The New Year is just around the corner. As an HOA board, this may be a good time to consider making resolutions that will help to make it a great year for your homeowners association. These commitments don't have to be profound and they are generally things you should be doing anyway, but it's always good to go back and review things while keeping an eye out for what might be coming your way.
An HOA board has three significant roles: to protect, maintain and enhance the Association. Everything the board is responsible for in a homeowners association can be placed into at least one of these three categories.

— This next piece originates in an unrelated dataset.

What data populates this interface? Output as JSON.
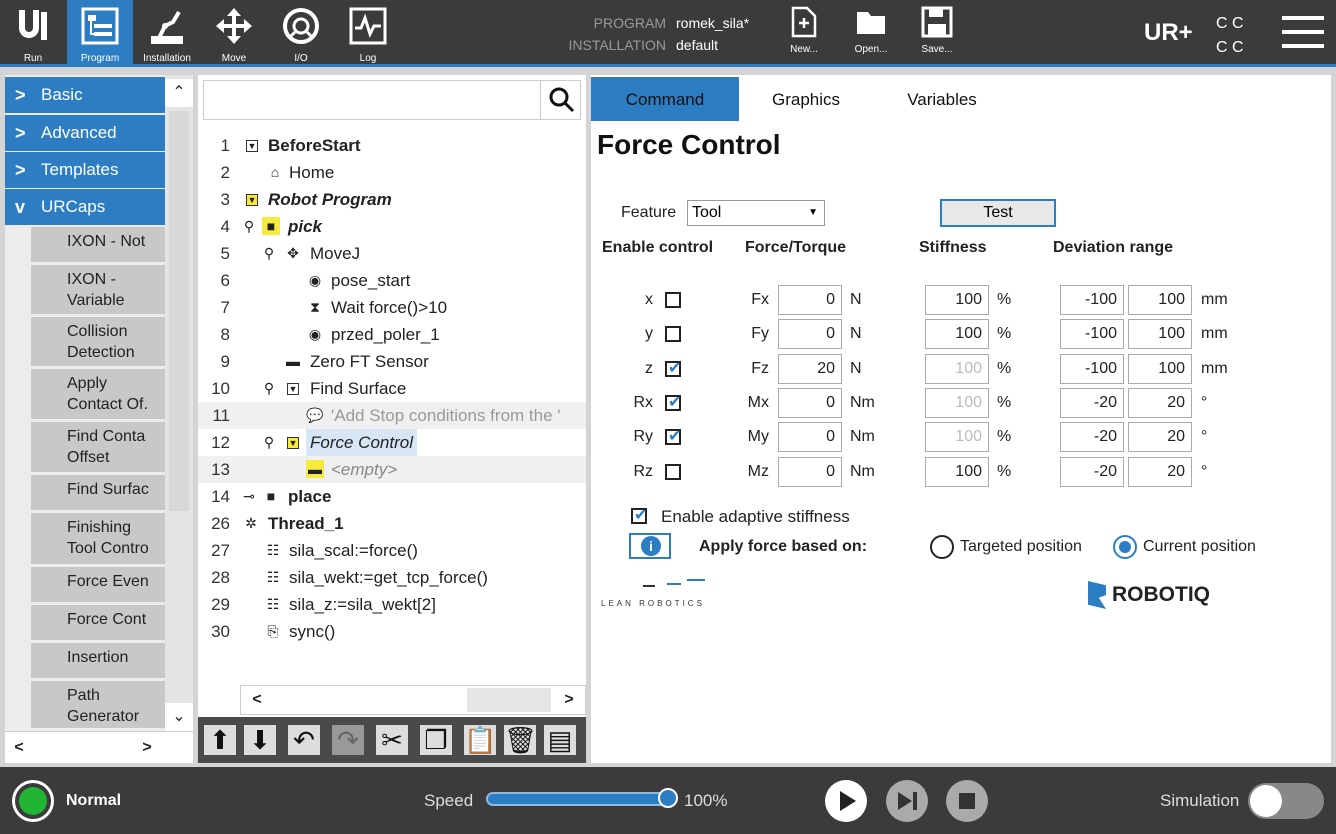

The purpose and protocol for executive sessions in a homeowners association are often misunderstood by both homeowners and board members. HOA Board members may call an executive session to discuss important matters and make crucial decisions involving privileged and private information.
Below are some frequently asked questions that you might have about executive sessions that will help to increase your knowledge and fulfill your duty to be informed as a member of the Board and Association.

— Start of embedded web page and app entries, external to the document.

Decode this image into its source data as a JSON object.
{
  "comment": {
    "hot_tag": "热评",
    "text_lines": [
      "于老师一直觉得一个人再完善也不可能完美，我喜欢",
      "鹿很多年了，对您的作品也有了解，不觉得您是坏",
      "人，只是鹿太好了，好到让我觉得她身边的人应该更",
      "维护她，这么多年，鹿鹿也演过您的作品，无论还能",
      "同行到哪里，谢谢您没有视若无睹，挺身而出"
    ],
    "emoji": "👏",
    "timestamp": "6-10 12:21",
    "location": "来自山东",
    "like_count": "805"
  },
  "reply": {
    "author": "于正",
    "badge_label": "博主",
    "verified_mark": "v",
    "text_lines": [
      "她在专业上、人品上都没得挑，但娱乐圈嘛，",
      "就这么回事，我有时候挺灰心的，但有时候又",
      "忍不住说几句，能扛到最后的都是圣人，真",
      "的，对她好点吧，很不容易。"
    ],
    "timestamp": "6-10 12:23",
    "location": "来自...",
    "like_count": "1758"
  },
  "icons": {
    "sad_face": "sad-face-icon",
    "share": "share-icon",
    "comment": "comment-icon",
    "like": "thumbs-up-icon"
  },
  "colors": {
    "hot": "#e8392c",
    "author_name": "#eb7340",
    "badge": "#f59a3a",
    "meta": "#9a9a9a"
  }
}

When it comes to the annual budget for your homeowners association, it can feel cumbersome to understand and plan. It can also seem like an overwhelming task because you just don’t have a lot of accounting knowledge.
The budget planning process is a lot of work and a large responsibility for the HOA board to prepare. It’s a complex activity that has to start early so the budget can be finalized and approved prior to the beginning of the new Association fiscal year.
We’ve all heard the term “read the small print before signing on the dotted line” but how often do we really do this? An HOA board will be considering and entering into contracts on a regular basis and it’s not uncommon for otherwise cautious people to become jaded by the terms and conditions and just quickly glance over the documents.
You don’t want to be that guy (or gal) do you? You know the one – unreliable, uninformed, and unmotivated. It seems like every Association or organization has this type of person that everyone just puts up with or secretly doesn’t like at all. Do yourself a favor: look at the following list and be honest with yourself. If you do any of these things, maybe it’s time to change or step down. If you can think of a fellow HOA board member who does this, maybe you could help them!
It’s a Wednesday evening in spring. As you walk the few blocks from your home to your monthly HOA board meeting you find yourself smiling at what you see. The sun is setting, giving just enough light for residents to finish walking their dogs. You hear the giggles of kids playing catch in their front yard. The smell of freshly cut grass, coupled with someone barbecuing, is in the air. Amidst the mundane details of budgets, laws, rules, and maintenance waiting for you at your meeting, you're reminded that you are an HOA board member because you value your community. You care about the quality of life in your neighborhood, and making it a safe place for residents.
Governing a homeowners association is no easy task. There are budgets to make, reserve studies to do, laws to understand, meetings to prepare for, and day-to-day tasks to tackle. Below are some helpful resources every HOA board member should know are available to reference.
Have you ever been to a Board meeting that was equivalent to going to the circus? You know the type. Everyone clowning around, trying to out-perform the other to get their point noticed. Pencils and papers flying through the air as if they were popcorn and peanuts. The tension in the air when an important issue is being discussed feels thicker than watching a tightrope walker. Okay, maybe it wasn’t quite that bad, but you get the idea. The kind of meeting you leave feeling like you put out more fires caused by the jugglers flaming batons than made onlookers smile and leave happy.
Whether you have a majority of first-time homeowners or long-time residents in your homeowners association, everyone has a hefty investment in where they live. It’s important that the HOA board has a program in place to preserve the value of residences, as well as the surrounding common areas shared by all.